Any chance for a global treaty on climate change evaporated amid the chaos of raging activists and pepper spray this past month in Copenhagen, Denmark. Even President Barack Obama's own urging for global leaders to accept a less-than-perfect agreement on climate change garnered no formal return.
Maybe we shouldn't expect the world to craft a perfect agreement on global warming. After all, our agricultural community can't reach consensus on climate change policy. Some groups, such as the National Farmers Union, endorse cap-and-trade legislation as the foundation for future climate goals. Others, such as the American Farm Bureau, oppose cap-and-trade, arguing that agriculture will suffer increased energy costs for little return on investment.
USDA says proposed climate legislation will have limited impacts on farm costs; meanwhile, the Environmental Protection Agency has issued findings that could penalize farms for releasing carbon emissions above a threshold. Who is right?
Whether you believe global warming is real or dismiss it as theory, the fact remains that climate change action is coming. Agriculture's current dissent is only delaying its involvement in major energy reform. Keep in mind: If you aren't part of the solution, you are part of the problem.

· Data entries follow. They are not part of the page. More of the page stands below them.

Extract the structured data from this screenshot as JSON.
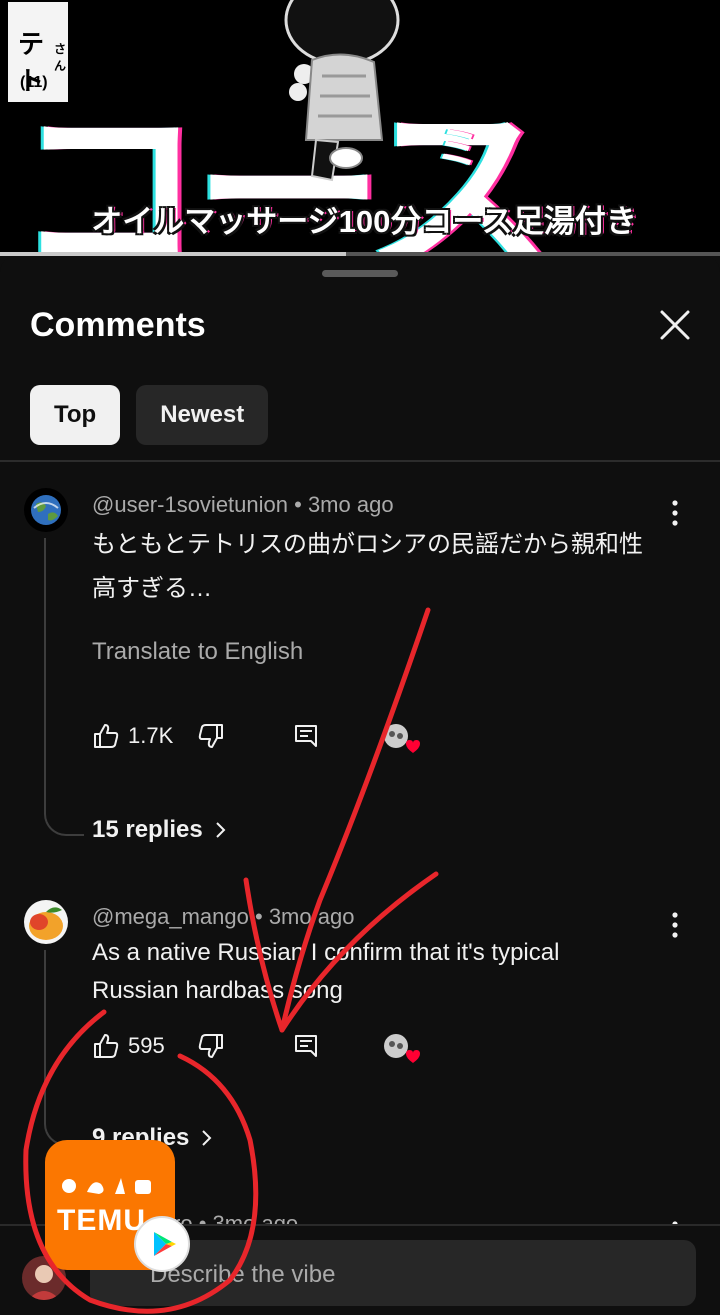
{
  "video": {
    "tag_kana": "テト",
    "tag_san": "さん",
    "tag_num": "(11)",
    "big_text": "コース",
    "small_text": "ミ",
    "subtitle": "オイルマッサージ100分コース足湯付き",
    "progress": 0.48
  },
  "sheet": {
    "title": "Comments",
    "chips": [
      {
        "label": "Top",
        "active": true
      },
      {
        "label": "Newest",
        "active": false
      }
    ]
  },
  "comments": [
    {
      "author": "@user-1sovietunion",
      "time": "3mo ago",
      "text_line1": "もともとテトリスの曲がロシアの民謡だから親和性",
      "text_line2": "高すぎる…",
      "translate": "Translate to English",
      "likes": "1.7K",
      "replies": "15 replies"
    },
    {
      "author": "@mega_mango",
      "time": "3mo ago",
      "text_line1": "As a native Russian I confirm that it's typical",
      "text_line2": "Russian hardbass song",
      "likes": "595",
      "replies": "9 replies"
    },
    {
      "author": "@chakuro",
      "time": "3mo ago"
    }
  ],
  "input": {
    "placeholder": "Describe the vibe"
  },
  "ad": {
    "brand": "TEMU",
    "color": "#fb7701"
  },
  "colors": {
    "background": "#0f0f0f",
    "annotation": "#e8262b",
    "heart": "#ff0033"
  }
}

Neil Hamilton, director of the Ag Law Center at Drake University, attended the summit in Copenhagen and offers this perspective: "We shouldn't delude ourselves that the rest of the world won't act without us or that we are immune from either the natural effects of climate change or the political effects of policies developed in our absence.”
You can read about how climate-change legislation may affect you in Top Talk on pages 24 and 26 and "Climate-Change Shake-Up” on page 36.
In the Hot Seat. Speaking of changes in climate, I'm in the hot seat as the new editor of Top Producer. The publication has been in print for 27 years and I've written for 15 of those. Top Producer is where I cut my journalistic teeth and learned business strategies that apply to our family veterinary business. It's where I've met many of you and formed lasting friendships.
I have big shoes to fill following editor Greg Vincent. Luckily, he's still along for the ride, working beside me as the new editor of AgWeb.com
, our digital media outlet. Much like the ranch I grew up on, it takes lots of hands to make this magazine run smoothly. I look forward to the trail ahead.
Editor of Top Producer
Top Producer, January 2010